ALBANY, N.Y. (WIVB) – Governor Kathy Hochul received a standing ovation Monday morning when she referenced the Buffalo Bills stadium agreement during an event at Kleinhans Music Hall.
“How about keeping the Buffalo Bills for 30 years?” Hochul asked, referring to the 30 year lease that accompanies the agreement to fund a new stadium in Orchard Park. The words prompted raucous applause.
But polling released Monday by Siena College shows New Yorkers are not applauding the deal, which calls for the state to provide $600 million. Sixty-three percent of registered voters polled said they disapprove of the state subsidy. Just 24% approve of it.
Surprisingly, the polling also shows a greater proportion of people in the five boroughs of New York City approve of the subsidy (33%) compared to those Upstate (18%). Fifty-five percent of those polled in New York City said they disapproved of the deal, compared to 68% Upstate. Siena defines Upstate New York as everything north of and including Sullivan, Ulster, and Dutchess Counties.
In the New York City suburbs, 21% of registered voters told Siena they approved of the state funding while 69% said they disapproved.
Despite the numbers, Hochul insisted Monday that people Upstate are excited about the lease which keeps the Bills in Orchard Park for three more decades (through 2055 after the projected opening in 2026). She has consistently referred to the project as a “regional priority”.
The governor said, “If you test by poll – and I don’t think this is happening – the billions of dollars we’re putting into Penn Station or the East Side Access Tunnels (in New York City) or ways to invest in projects elsewhere, I would think if we poll all of them, except for the immediate beneficiaries in that neighborhood or community, the answer is probably going to be the same.
“This is what I have to deal with as Governor. I have a large state with a lot of different interests. I know this is important for the identity of Western New York.”
Even Western New Yorkers are hesitant about the idea that $600 million in state money would go toward the project, however. Steven Greenberg, a pollster for the Siena College Research Institute, said they were able to break it down by the 13 western-most counties in the state.

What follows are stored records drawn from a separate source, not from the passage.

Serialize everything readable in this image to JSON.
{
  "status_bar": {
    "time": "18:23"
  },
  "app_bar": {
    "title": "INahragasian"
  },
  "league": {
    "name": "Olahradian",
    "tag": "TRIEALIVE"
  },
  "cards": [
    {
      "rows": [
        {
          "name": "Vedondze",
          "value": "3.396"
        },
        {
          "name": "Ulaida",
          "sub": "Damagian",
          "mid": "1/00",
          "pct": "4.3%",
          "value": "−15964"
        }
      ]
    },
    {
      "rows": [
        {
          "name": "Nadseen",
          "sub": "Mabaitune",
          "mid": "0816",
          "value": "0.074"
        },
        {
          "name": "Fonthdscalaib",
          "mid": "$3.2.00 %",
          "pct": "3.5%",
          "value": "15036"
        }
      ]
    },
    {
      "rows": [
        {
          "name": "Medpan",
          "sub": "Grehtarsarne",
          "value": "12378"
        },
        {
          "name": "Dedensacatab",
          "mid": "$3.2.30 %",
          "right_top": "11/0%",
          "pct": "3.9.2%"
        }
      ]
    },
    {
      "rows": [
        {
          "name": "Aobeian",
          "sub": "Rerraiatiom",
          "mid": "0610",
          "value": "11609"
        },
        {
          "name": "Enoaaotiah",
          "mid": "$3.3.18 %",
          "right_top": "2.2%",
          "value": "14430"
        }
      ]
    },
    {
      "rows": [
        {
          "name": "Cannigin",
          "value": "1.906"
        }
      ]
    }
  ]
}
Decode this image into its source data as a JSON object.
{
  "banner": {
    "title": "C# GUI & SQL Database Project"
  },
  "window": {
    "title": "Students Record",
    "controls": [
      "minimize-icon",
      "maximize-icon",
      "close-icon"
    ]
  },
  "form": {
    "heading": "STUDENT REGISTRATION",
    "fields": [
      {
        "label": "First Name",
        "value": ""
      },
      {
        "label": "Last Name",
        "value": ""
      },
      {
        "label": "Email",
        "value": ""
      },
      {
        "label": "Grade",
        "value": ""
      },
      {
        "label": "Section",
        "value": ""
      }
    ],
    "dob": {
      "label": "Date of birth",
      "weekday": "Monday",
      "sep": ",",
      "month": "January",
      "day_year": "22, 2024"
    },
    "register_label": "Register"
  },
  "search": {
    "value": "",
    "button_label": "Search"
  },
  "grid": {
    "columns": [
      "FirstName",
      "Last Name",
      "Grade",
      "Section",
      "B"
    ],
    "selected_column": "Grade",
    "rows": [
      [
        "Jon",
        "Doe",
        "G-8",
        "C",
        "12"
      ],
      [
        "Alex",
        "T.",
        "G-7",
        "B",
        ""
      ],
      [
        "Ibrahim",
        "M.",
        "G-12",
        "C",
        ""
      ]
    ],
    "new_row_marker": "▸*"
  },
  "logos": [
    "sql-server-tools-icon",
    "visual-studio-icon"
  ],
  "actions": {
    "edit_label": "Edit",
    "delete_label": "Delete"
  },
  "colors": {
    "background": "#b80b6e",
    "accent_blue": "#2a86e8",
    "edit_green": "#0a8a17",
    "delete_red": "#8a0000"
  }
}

“We talked to 57 voters in those 13 counties,” Greenberg said. “It’s a large margin-of-error, but I don’t think it really matters because the voters in those counties by a better than two-to-one margin – 65%-31% – say they disapprove of this deal.”
The projected stadium construction cost is $1.4 billion. Erie County will also kick in $250 million as part of the agreement between the State, County, and Bills. The team is on the hook for additional costs beyond what is projected.
Supporters insist the deal was necessary to keep the Bills in town. Erie County Executive Mark Poloncarz has said he believes the team would have left for another city without it. On Monday, he named names.
“I can tell you the three cities I was most worried about were San Diego, San Antonio, and Orlando,” Poloncarz said. The county executive added speculation that Austin, Texas was a possibility didn’t worry him.
“It was too much in the Dallas Cowboys market. The Cowboys would have never allowed it,” he said.
Chris Horvatits is an award-winning reporter who started working at WIVB in 2017. A Lancaster native, he came to Buffalo after working at stations in Rochester and Watertown. See more of his work here and follow him on Twitter.